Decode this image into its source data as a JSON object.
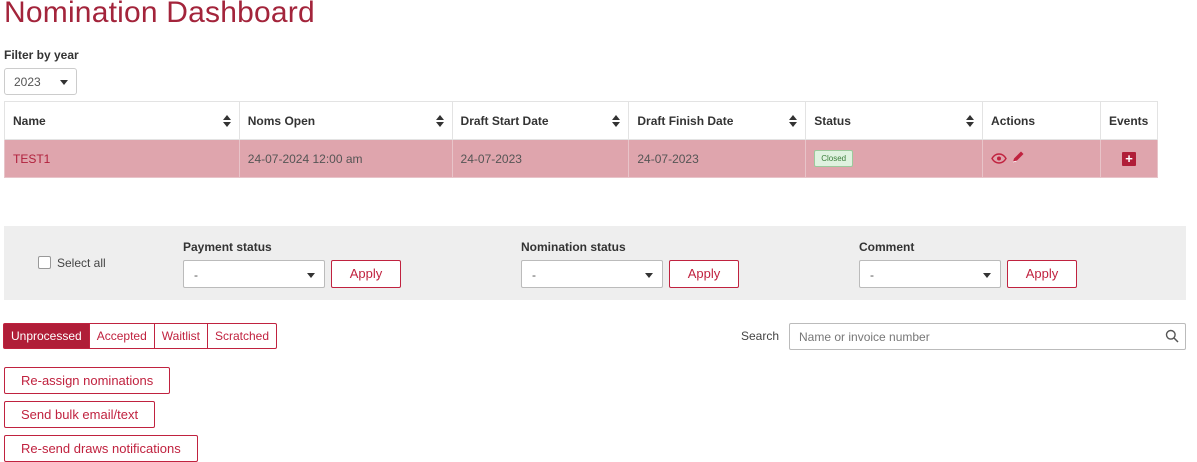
{
  "page": {
    "title": "Nomination Dashboard"
  },
  "filter": {
    "label": "Filter by year",
    "year": "2023"
  },
  "table": {
    "columns": [
      "Name",
      "Noms Open",
      "Draft Start Date",
      "Draft Finish Date",
      "Status",
      "Actions",
      "Events"
    ],
    "rows": [
      {
        "name": "TEST1",
        "noms_open": "24-07-2024 12:00 am",
        "draft_start": "24-07-2023",
        "draft_finish": "24-07-2023",
        "status": "Closed",
        "actions_icons": [
          "eye-icon",
          "pencil-icon"
        ],
        "events_icon": "plus-icon"
      }
    ]
  },
  "bulk": {
    "select_all": "Select all",
    "payment": {
      "label": "Payment status",
      "value": "-",
      "apply": "Apply"
    },
    "nomination": {
      "label": "Nomination status",
      "value": "-",
      "apply": "Apply"
    },
    "comment": {
      "label": "Comment",
      "value": "-",
      "apply": "Apply"
    }
  },
  "tabs": [
    {
      "label": "Unprocessed",
      "active": true
    },
    {
      "label": "Accepted",
      "active": false
    },
    {
      "label": "Waitlist",
      "active": false
    },
    {
      "label": "Scratched",
      "active": false
    }
  ],
  "search": {
    "label": "Search",
    "placeholder": "Name or invoice number"
  },
  "buttons": {
    "reassign": "Re-assign nominations",
    "bulk_email": "Send bulk email/text",
    "resend": "Re-send draws notifications"
  },
  "colors": {
    "accent": "#b01e38",
    "row_highlight": "#dfa5ad",
    "bar_bg": "#eeeeee"
  }
}
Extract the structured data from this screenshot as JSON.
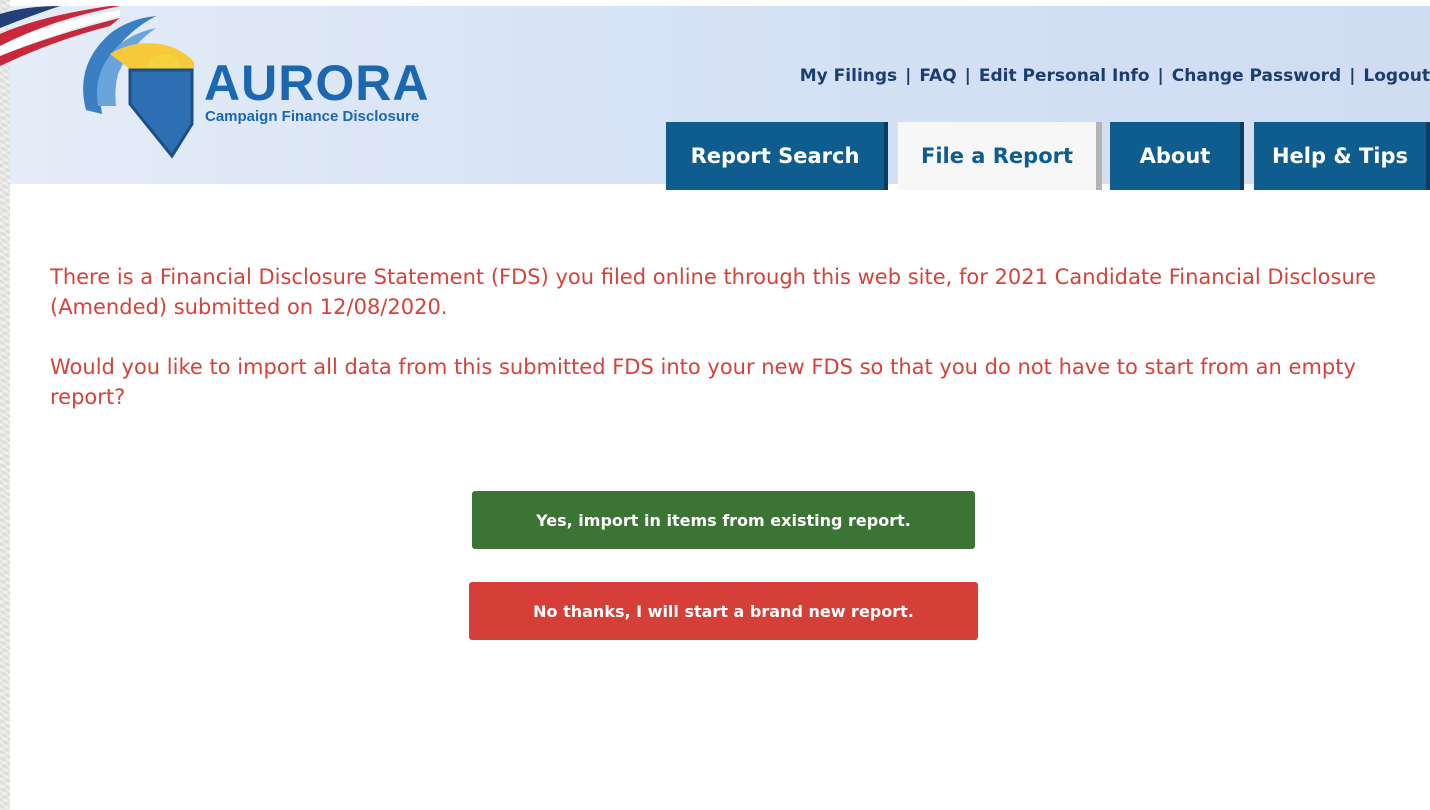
{
  "logo": {
    "word": "AURORA",
    "tagline": "Campaign Finance Disclosure"
  },
  "top_links": [
    {
      "label": "My Filings"
    },
    {
      "label": "FAQ"
    },
    {
      "label": "Edit Personal Info"
    },
    {
      "label": "Change Password"
    },
    {
      "label": "Logout"
    }
  ],
  "tabs": [
    {
      "label": "Report Search",
      "active": false
    },
    {
      "label": "File a Report",
      "active": true
    },
    {
      "label": "About",
      "active": false
    },
    {
      "label": "Help & Tips",
      "active": false
    }
  ],
  "message": {
    "paragraph1": "There is a Financial Disclosure Statement (FDS) you filed online through this web site, for 2021 Candidate Financial Disclosure (Amended) submitted on 12/08/2020.",
    "paragraph2": "Would you like to import all data from this submitted FDS into your new FDS so that you do not have to start from an empty report?"
  },
  "buttons": {
    "yes_label": "Yes, import in items from existing report.",
    "no_label": "No thanks, I will start a brand new report."
  },
  "colors": {
    "brand_blue": "#1b68b1",
    "tab_blue": "#0e5d8e",
    "message_red": "#d6423a",
    "yes_green": "#3b7434",
    "no_red": "#d53f37"
  },
  "icons": [
    "us-flag-icon",
    "nevada-logo-icon"
  ]
}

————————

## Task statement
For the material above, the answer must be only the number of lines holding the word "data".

## Exercise output
3